France stride towards Six Nations glory

France stride towards Six Nations glory

Afternoon all. Dogs are weird, aren’t they? They basically make your life far more complicated and stressful than it would otherwise be, but their ridiculously endearing facial expressions and unconditional love makes it impossible to be angry with them for any longer than five seconds. My canine friend, Boris the Blade, is a border collie and so is particularly needy. Today, he decided to piss all over the fridge when I popped out to the shop. Not ideal. And yet, just a few hours later, he sits beside me as I write and I find myself wanting to give him treats just for existing. How fickle, the human heart.

I want to talk today about the French victory over Wales in the Six Nations earlier. It had been billed as a pivotal match for the tournament. For Wales, a chance to reveal their new identity and get some momentum going after an stuttering start under new coach Wayne Pivac. For France, an opportunity to back up their impressive victories against England and Italy by getting a result on the road in front of 74,000 partisan fans at the daunting Principality Stadium.

Thankfully, the importance of the occasion did not take away from the quality of the show. Both teams played strong, purposeful, skillful rugby with few mistakes. A fair amount of tactical, territorial kicking dovetailed with direct running and bruising collisions. It made for an attractive, balanced contest that culminated in a nail-biting conclusion. Can’t really ask for more.

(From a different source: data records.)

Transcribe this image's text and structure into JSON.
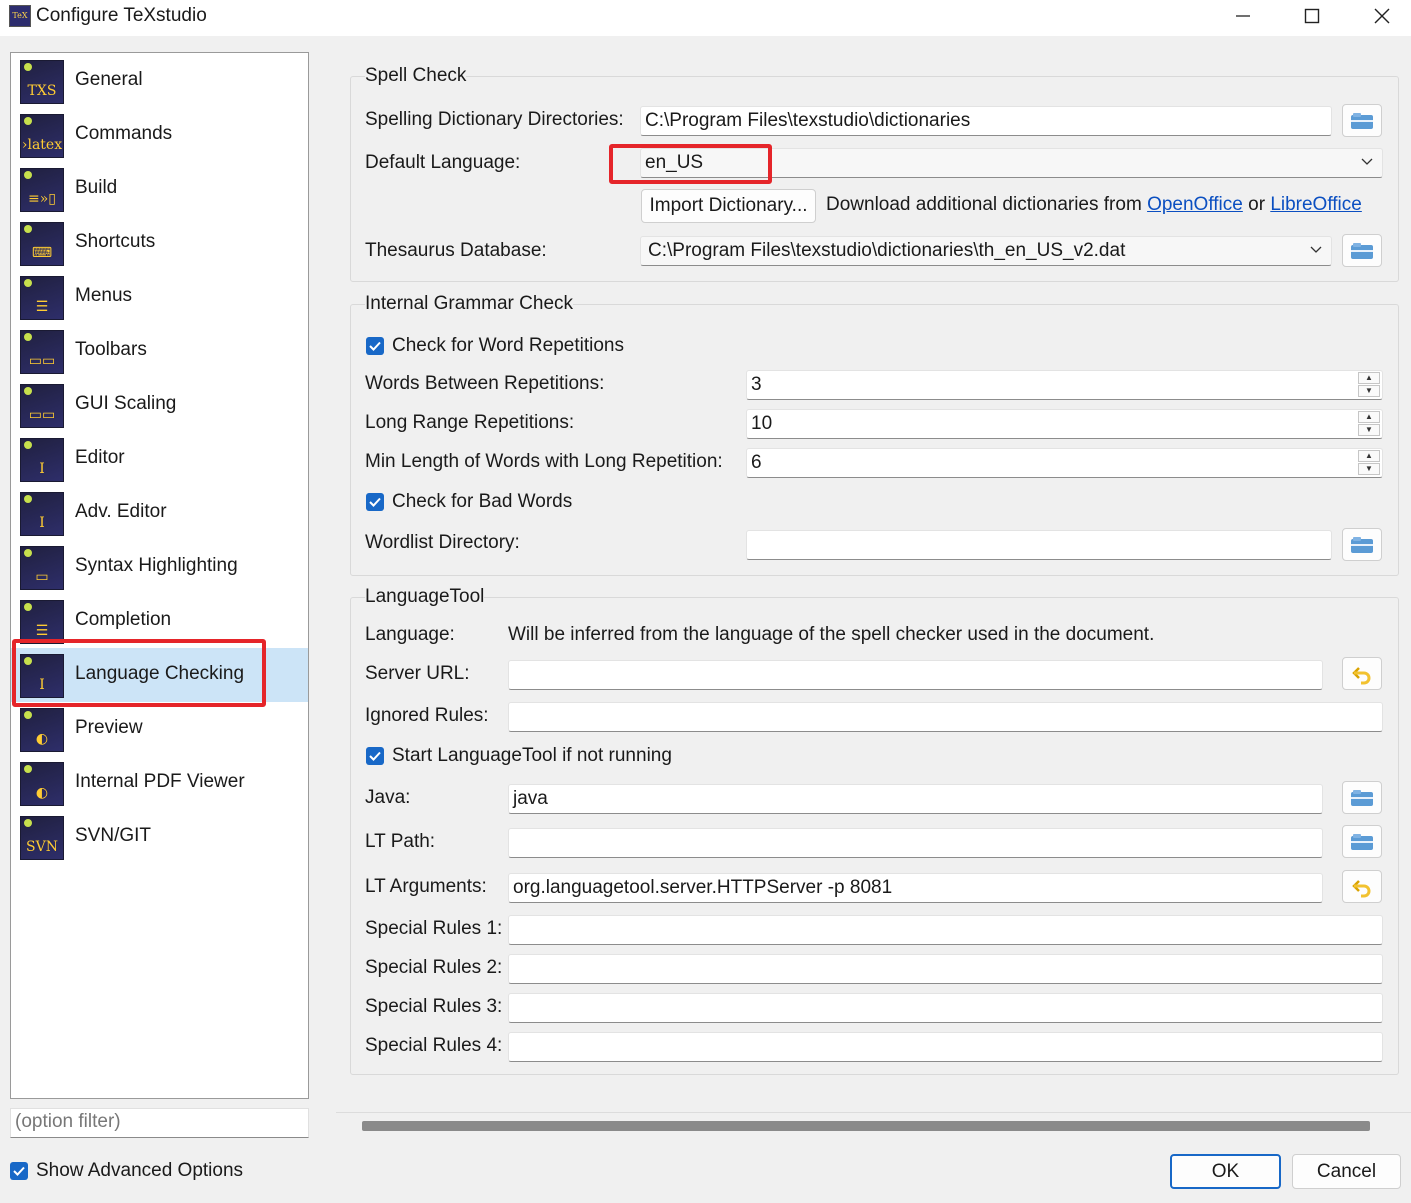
{
  "window": {
    "title": "Configure TeXstudio",
    "app_icon_text": "TeX",
    "controls": {
      "minimize": "minimize-icon",
      "maximize": "maximize-icon",
      "close": "close-icon"
    }
  },
  "sidebar": {
    "items": [
      {
        "label": "General",
        "icon": "txs-icon",
        "glyph": "TXS"
      },
      {
        "label": "Commands",
        "icon": "latex-icon",
        "glyph": "›latex"
      },
      {
        "label": "Build",
        "icon": "build-icon",
        "glyph": "≡»▯"
      },
      {
        "label": "Shortcuts",
        "icon": "keyboard-icon",
        "glyph": "⌨"
      },
      {
        "label": "Menus",
        "icon": "menu-icon",
        "glyph": "☰"
      },
      {
        "label": "Toolbars",
        "icon": "toolbar-icon",
        "glyph": "▭▭"
      },
      {
        "label": "GUI Scaling",
        "icon": "scaling-icon",
        "glyph": "▭▭"
      },
      {
        "label": "Editor",
        "icon": "editor-icon",
        "glyph": "I"
      },
      {
        "label": "Adv. Editor",
        "icon": "adv-editor-icon",
        "glyph": "I"
      },
      {
        "label": "Syntax Highlighting",
        "icon": "syntax-icon",
        "glyph": "▭"
      },
      {
        "label": "Completion",
        "icon": "completion-icon",
        "glyph": "☰"
      },
      {
        "label": "Language Checking",
        "icon": "language-icon",
        "glyph": "I"
      },
      {
        "label": "Preview",
        "icon": "preview-icon",
        "glyph": "◐"
      },
      {
        "label": "Internal PDF Viewer",
        "icon": "pdf-viewer-icon",
        "glyph": "◐"
      },
      {
        "label": "SVN/GIT",
        "icon": "svn-icon",
        "glyph": "SVN"
      }
    ],
    "selected_index": 11,
    "filter_placeholder": "(option filter)",
    "show_advanced_label": "Show Advanced Options",
    "show_advanced_checked": true
  },
  "spell_check": {
    "title": "Spell Check",
    "dict_dirs_label": "Spelling Dictionary Directories:",
    "dict_dirs_value": "C:\\Program Files\\texstudio\\dictionaries",
    "default_language_label": "Default Language:",
    "default_language_value": "en_US",
    "import_button": "Import Dictionary...",
    "download_text": "Download additional dictionaries from",
    "link_openoffice": "OpenOffice",
    "or_text": "or",
    "link_libreoffice": "LibreOffice",
    "thesaurus_label": "Thesaurus Database:",
    "thesaurus_value": "C:\\Program Files\\texstudio\\dictionaries\\th_en_US_v2.dat"
  },
  "grammar": {
    "title": "Internal Grammar Check",
    "check_repetitions_label": "Check for Word Repetitions",
    "check_repetitions_checked": true,
    "words_between_label": "Words Between Repetitions:",
    "words_between_value": "3",
    "long_range_label": "Long Range Repetitions:",
    "long_range_value": "10",
    "min_length_label": "Min Length of Words with Long Repetition:",
    "min_length_value": "6",
    "bad_words_label": "Check for Bad Words",
    "bad_words_checked": true,
    "wordlist_label": "Wordlist Directory:",
    "wordlist_value": ""
  },
  "languagetool": {
    "title": "LanguageTool",
    "language_label": "Language:",
    "language_note": "Will be inferred from the language of the spell checker used in the document.",
    "server_url_label": "Server URL:",
    "server_url_value": "",
    "ignored_rules_label": "Ignored Rules:",
    "ignored_rules_value": "",
    "start_lt_label": "Start LanguageTool if not running",
    "start_lt_checked": true,
    "java_label": "Java:",
    "java_value": "java",
    "lt_path_label": "LT Path:",
    "lt_path_value": "",
    "lt_args_label": "LT Arguments:",
    "lt_args_value": "org.languagetool.server.HTTPServer -p 8081",
    "special_rules": [
      {
        "label": "Special Rules 1:",
        "value": ""
      },
      {
        "label": "Special Rules 2:",
        "value": ""
      },
      {
        "label": "Special Rules 3:",
        "value": ""
      },
      {
        "label": "Special Rules 4:",
        "value": ""
      }
    ]
  },
  "dialog_buttons": {
    "ok": "OK",
    "cancel": "Cancel"
  },
  "colors": {
    "accent": "#1868c7",
    "selection": "#cce4f7",
    "highlight_box": "#e5252a",
    "link": "#0b4fc1"
  }
}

The refereeing, on the other hand, was piss poor. The Welsh should have been awarded a penalty try after a deliberate knock-on by Paul Willemse, but equally Dan Biggar’s score shouldn’t have stood after the ball was held up over the line. Meanwhile, the pick of the tries – a free-flowing French score in the corner – was incorrectly disallowed for a forward pass that was, in reality, flat. I’m not blaming the on-field ref – he has such a difficult job – but the video assistant shouldn’t be getting those three calls wrong.

I must say, I was delighted for the French. Ever since Cristophe Dominici and company tore through the great All Blacks in the second half of that World Cup semifinal in ’99, I have had a soft spot for them. They can be frustrating to watch, and too often in recent memory they have been guilty of over-playing, perhaps trying too hard to match the “French flair” of their predecessors. But when they get it right – when the knock-ons and missed tackles give way to dazzling line breaks, audacious offloads and deft kicks – they are capable of playing at a level few other sides can reach. In the same way that millions around the world still tune to watch Brazil in the hope that they can reproduce the “Samba Football” of the 70s, I always look forward to watching the French play rugby in the (ever diminishing) hope that they can rediscover their flamboyant, brilliant best.

This French performance, however, felt a little bit different than the half-baked displays of recent memory. They were gritty, determined, and willing to do the dirty work to complement their hot-potato ball-handling approach. Shaun Edwards, the team’s new coach recently poached from Wales, appears to be working wonders with the defense. Led by the tireless Virimi Vakatawa, they charged out countless times to stop the Welsh runners in their tracks. It is a risky tactic but one that, if implemented correctly, can bring great rewards (as Romain Ntamack’s decisive interception try testifies).

Just a few months ago, France led Wales by six points with as many minutes remaining in the World Cup quarterfinal in Japan. On that occasion, their indiscipline cost them as they fell to defeat. Today, as the Welsh laid siege to the French line in the final minutes, the match seemed destined to end in the same manner. But this time the visitors held firm. Although sown with the same exuberant seeds as the great Gallic teams of the past, this youthful generation looks to have the resolve needed to get over the line in tight encounters. They are now firm favourites to claim their first title since 2010, with a Grand Slam to boot.

The quality of the match was also timely given that this year the Six Nations – usually one of the sporting highlights of the year- has slightly flattered to deceive so far. The Calcutta Cup was dramatic and tense, but memorable more for the lack of quality (admittedly in extenuating circumstances) than the abundance thereof. The Ireland-Wales match was also a bitty affair as the two teams come to terms with the demands and tactics of their respective new coaching teams. And the matches involving Italy have been sadly, predictably, one-sided.

In the context of the tournament as a whole, the French victory clearly piles the pressure on England and Ireland, who face each other at Twickenham tomorrow. The winner of that match will be the only realistic challenger to Les Blues. The loser can write off its championship hopes for another year. It should be a cracker.

Right, that’s that. I’m off to see Adam Sandler get up to some jewelry-based shenanigans in Uncut Gems, before watching possibly my favourite sportsperson in the world – Tyson Fury – hopefully knock the shit out of Deontay Wilder. More from me soon.